Walladah Bint Mustakfi (c. 1001-1080) - Poet. Walladah was a poet and the free spirited daughter of a Caliph. She lived in Cordoba, Spain, during its most sophisticated and tolerant period. In contrast to Christian Europe, Cordoba under the Moors housed one of the great libraries of the world. At one time it included scholarly women on its staff. In this relaxed atmosphere where women went about unveiled, Walladah was free to give mixed sex parties where she read her quite bold poetry. Economically independent and beholding to no one, Walladah had lovers but never married, which illustrates the nature of the tolerant society into which she was born. Only a few lines of Wallada's poetry remain. Yet she is considered one of the three most important female poets of the era. "My lover I offer the curve of my cheek/ And my kiss to whoever desires it."
(Walladah is one of the personalities featured in Women in the Muslim World.)
Queen Asma made sure that both her son and Arwa, her future daughter-in-law who was raised in her court, learned the skills necessary to rule. This was one reason why Arwa became celebrated as a wise and strong leader when it was her turn to become queen. In 1066, Ali was killed during their pilgrimage to Mecca. Asma was kidnapped and spent a year in prison before her son managed to rescue her. When he fell ill, she took over management of Yemen until her death, after which his wife, Queen Arwa, assumed the role of queen. (the rule of Queen Arwa is featured in Women in the Muslim World).
Theophano (965 - 997) - Byzantine Princess and Saxon Empress. Theophano was a Byzantine princess who at the age of seventeen was given to the young Saxon emperor Otto II. Though elegant and a delicate beauty, she was high-spirited and a superb politician who brought with her an intimate knowledge of the intricacies of court life. When her husband died, leaving her with a three year old son, she took the title "Imperator Augustus" and defended the child's title for seven years from those who challenged him. She was called by a contemporary "a woman of discreet and firm character...with truly masculine strength." At her death in her early thirties, her mother-in-law Adelaide took over her duties.
Zoe, (1045-1055) - Empress. Zoe more than once took upon herself the role of emperor maker. She was accused of murdering her first husband, Romanus III, in order to marry Michael, a leading political figure, so she could place him upon the throne. Then she replaced Michael with her third and last husband, Constantine IX Monomachus. After his death in 1055, she ruled jointly with her sister Theodora for a year. Theodora, the last of the Macedonian dynasty, ruled independently for twenty months.
For obvious reasons, Zoe was seen by her contemporaries as ruthless and pleasure loving. She was called unnatural by those who thought it shameful that a woman should rule the empire. In truth, Zoe's rule weakened the empire.
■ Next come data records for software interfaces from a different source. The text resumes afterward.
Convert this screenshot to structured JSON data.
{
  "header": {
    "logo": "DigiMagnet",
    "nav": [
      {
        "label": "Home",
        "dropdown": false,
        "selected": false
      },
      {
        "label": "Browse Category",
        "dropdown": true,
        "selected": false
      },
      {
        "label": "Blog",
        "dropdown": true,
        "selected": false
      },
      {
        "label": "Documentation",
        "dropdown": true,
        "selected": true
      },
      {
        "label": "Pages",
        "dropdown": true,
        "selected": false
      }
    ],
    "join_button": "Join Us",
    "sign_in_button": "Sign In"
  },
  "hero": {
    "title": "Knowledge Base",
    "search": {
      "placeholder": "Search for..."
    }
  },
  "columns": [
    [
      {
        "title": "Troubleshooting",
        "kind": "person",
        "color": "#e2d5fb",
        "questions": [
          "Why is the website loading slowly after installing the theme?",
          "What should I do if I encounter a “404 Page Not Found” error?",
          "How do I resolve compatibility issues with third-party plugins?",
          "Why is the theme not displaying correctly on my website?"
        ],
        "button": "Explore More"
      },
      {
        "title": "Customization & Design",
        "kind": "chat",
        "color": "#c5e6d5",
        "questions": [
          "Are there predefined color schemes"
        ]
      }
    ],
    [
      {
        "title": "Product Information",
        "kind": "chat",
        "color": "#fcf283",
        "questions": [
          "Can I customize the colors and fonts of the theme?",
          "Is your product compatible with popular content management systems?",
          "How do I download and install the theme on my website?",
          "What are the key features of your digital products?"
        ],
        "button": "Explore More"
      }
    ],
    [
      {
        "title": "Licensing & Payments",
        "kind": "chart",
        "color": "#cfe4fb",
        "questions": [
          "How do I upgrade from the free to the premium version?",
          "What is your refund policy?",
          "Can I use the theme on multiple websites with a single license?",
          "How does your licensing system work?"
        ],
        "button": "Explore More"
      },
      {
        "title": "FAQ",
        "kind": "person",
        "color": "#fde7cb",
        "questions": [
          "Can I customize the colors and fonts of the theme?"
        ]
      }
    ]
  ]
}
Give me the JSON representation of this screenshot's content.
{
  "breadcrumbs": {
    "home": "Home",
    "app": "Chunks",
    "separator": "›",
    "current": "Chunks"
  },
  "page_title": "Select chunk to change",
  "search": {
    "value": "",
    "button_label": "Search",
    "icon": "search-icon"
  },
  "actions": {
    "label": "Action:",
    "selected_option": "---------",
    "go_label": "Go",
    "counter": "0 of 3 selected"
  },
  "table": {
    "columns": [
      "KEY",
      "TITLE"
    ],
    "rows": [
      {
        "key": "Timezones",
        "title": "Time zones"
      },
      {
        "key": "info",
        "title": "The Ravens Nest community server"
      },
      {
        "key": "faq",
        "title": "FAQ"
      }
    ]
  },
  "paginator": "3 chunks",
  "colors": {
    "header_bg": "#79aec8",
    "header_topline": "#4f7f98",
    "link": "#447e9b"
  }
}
She did little to lessen the enormous government civil service, and permitted the civilian aristocracy to gain control of the governmental machine. When not at her ritual laden court, she apparently spent much time in her bedroom, making perfume of various blends. That she was strong willed there is little doubt. She caught the attention of a contemporary Michael Psellus who described her ascension to the throne after the death of her first husband: "Empress Zoe, immediately took control of affairs just as if she were, by divine will, the next inheritor of the throne. But actually she was more concerned to take over power briefly so that she might turn over authority to Michael (her next husband). She summoned Michael and dressed him in robes interwoven with gold thread. Then, placing the imperial crown on his head, she sat him down on the sumptuous throne with herself dressed in similar garb seated next to him. She ordered everyone who was living in the palace at this time to...acclaim them both together. And they did so."
(Chronographie in Byzantium, Church, Society and Civilization Seen through Contemporary Eyes, Deno Geanakoplos, University of Chicago Press, 1984.)
Lady Murasaki Shikibu (978-1030) - Writer. Lady Murasaki wrote the world's first epic novel, The Tale of the Genjii. She lived during Japan's brilliant Heian Period (950-1050), a time when aristocratic women enjoyed a number of privileges. At court, for example, women were expected to be as well read as were men; both would take part in poetry contests where they tested each other's wit and cleverness. Poems were also a way men and women communicated with each other. (For much more, )
Murasaki Shikibu is also featured in the unit .
Li-Ch'ing-Chao (or Li Qingzhao), 1084-c. 1151 - Writer and Art Collector. Li-Ch'ing was a scholarly writer, painter, and art collector of great note, specializing in bronze and stone inscriptions. As a woman who was forced by war to become a refugee, her poetry and writings range from the political upheavals of China during the early years of the Sung Dynasty to musings about her personal feelings.